▶ [Task description]:
Each line below that carries the string "Información" must appear in the answer.

*** Task material ***

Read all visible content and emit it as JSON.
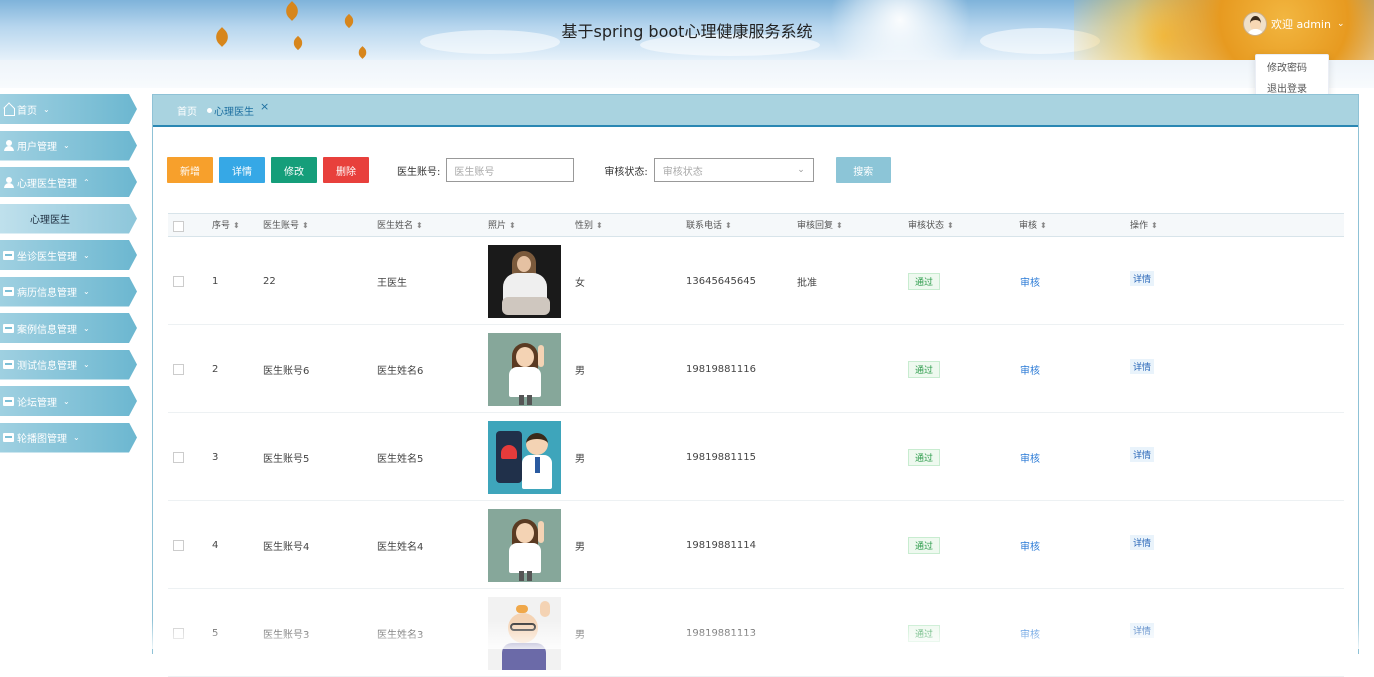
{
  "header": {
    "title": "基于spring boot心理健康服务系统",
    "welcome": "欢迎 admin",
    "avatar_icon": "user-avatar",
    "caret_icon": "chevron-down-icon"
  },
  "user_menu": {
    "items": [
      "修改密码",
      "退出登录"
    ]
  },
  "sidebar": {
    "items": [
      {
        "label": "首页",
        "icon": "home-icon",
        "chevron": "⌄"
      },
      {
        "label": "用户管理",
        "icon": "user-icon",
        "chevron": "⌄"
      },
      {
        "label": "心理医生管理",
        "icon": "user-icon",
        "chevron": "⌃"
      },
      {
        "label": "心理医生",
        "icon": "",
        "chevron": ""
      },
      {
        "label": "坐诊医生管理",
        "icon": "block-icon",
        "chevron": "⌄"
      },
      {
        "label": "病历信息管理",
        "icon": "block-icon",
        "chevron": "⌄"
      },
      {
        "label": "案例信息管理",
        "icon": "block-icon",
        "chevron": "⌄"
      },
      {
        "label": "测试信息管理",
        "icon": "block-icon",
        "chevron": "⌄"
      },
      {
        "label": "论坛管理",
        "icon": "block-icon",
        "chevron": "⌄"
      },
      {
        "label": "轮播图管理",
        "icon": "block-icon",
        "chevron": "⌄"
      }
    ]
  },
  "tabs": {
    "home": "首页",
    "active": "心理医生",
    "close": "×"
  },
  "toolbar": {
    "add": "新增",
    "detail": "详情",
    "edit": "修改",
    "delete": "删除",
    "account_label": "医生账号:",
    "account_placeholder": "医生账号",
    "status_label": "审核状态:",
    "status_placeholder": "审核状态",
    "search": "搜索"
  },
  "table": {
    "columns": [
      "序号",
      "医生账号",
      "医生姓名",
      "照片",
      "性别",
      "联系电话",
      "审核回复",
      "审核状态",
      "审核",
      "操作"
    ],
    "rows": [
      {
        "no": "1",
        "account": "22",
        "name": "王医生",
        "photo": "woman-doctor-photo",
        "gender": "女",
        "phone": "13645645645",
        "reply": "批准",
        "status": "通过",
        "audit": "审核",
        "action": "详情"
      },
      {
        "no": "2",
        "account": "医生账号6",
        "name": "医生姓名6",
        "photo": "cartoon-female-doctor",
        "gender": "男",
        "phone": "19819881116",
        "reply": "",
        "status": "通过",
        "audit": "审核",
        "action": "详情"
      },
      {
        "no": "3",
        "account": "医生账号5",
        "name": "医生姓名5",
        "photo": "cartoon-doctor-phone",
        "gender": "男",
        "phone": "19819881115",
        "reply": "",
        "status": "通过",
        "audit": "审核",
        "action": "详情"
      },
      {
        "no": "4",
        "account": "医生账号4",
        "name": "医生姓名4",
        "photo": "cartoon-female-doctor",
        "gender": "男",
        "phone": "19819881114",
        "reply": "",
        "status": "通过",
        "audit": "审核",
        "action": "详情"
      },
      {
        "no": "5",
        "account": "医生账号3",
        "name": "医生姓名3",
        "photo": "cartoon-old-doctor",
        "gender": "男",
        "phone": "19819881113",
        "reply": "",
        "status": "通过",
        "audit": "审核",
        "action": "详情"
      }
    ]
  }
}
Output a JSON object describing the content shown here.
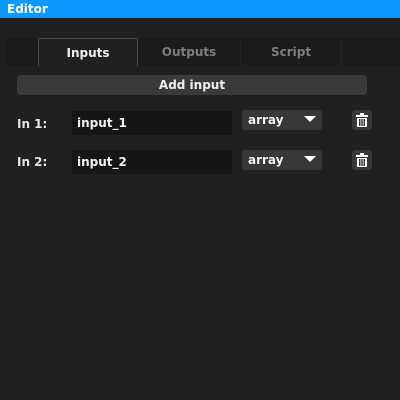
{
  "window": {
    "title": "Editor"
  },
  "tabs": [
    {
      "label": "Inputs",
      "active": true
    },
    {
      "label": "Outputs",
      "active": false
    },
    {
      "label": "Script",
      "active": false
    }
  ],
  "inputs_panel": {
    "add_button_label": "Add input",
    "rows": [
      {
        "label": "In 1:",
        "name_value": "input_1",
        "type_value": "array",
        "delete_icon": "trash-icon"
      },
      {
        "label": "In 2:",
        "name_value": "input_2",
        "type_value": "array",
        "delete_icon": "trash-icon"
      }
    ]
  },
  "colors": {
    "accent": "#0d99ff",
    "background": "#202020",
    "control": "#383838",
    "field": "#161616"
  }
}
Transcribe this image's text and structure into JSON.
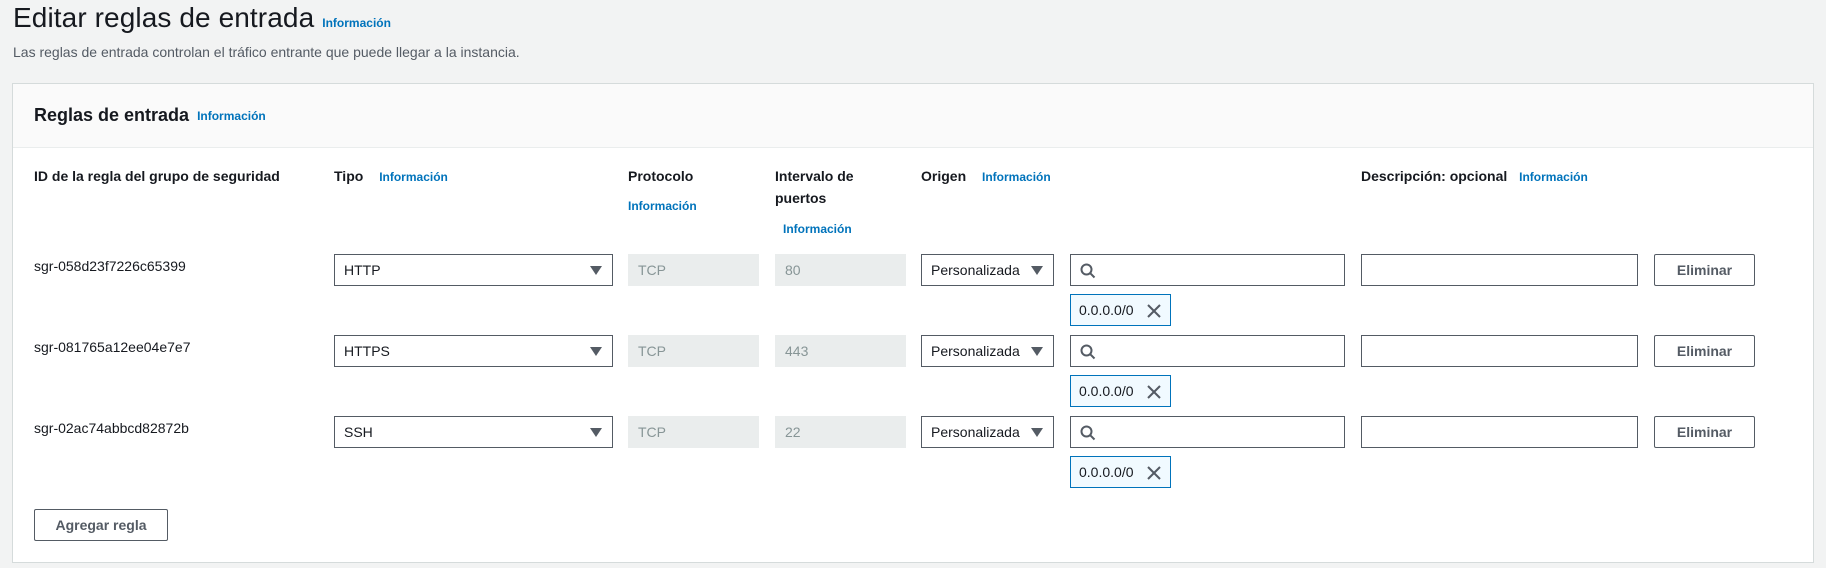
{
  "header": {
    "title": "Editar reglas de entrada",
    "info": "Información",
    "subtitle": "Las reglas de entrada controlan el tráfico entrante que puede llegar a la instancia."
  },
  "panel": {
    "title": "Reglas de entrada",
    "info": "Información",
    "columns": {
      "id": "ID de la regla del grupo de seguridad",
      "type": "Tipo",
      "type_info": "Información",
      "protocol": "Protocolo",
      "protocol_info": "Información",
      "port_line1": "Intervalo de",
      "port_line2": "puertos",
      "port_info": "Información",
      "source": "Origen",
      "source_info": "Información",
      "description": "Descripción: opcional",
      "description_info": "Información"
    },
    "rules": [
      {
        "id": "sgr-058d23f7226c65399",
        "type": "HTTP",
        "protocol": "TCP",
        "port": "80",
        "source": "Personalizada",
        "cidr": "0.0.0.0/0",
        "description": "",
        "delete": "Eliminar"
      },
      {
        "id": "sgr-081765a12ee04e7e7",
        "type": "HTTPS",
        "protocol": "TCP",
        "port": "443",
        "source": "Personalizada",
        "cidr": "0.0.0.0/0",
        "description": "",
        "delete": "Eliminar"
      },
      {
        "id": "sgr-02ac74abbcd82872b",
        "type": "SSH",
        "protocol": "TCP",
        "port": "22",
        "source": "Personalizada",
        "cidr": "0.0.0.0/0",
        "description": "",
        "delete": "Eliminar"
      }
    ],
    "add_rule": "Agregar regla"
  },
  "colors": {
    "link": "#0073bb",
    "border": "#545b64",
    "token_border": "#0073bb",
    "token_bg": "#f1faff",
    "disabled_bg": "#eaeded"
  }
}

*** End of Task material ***

▶ [Answer to this task]:
    "info": "Información",
    "info": "Información",
      "type_info": "Información",
      "protocol_info": "Información",
      "port_info": "Información",
      "source_info": "Información",
      "description_info": "Información"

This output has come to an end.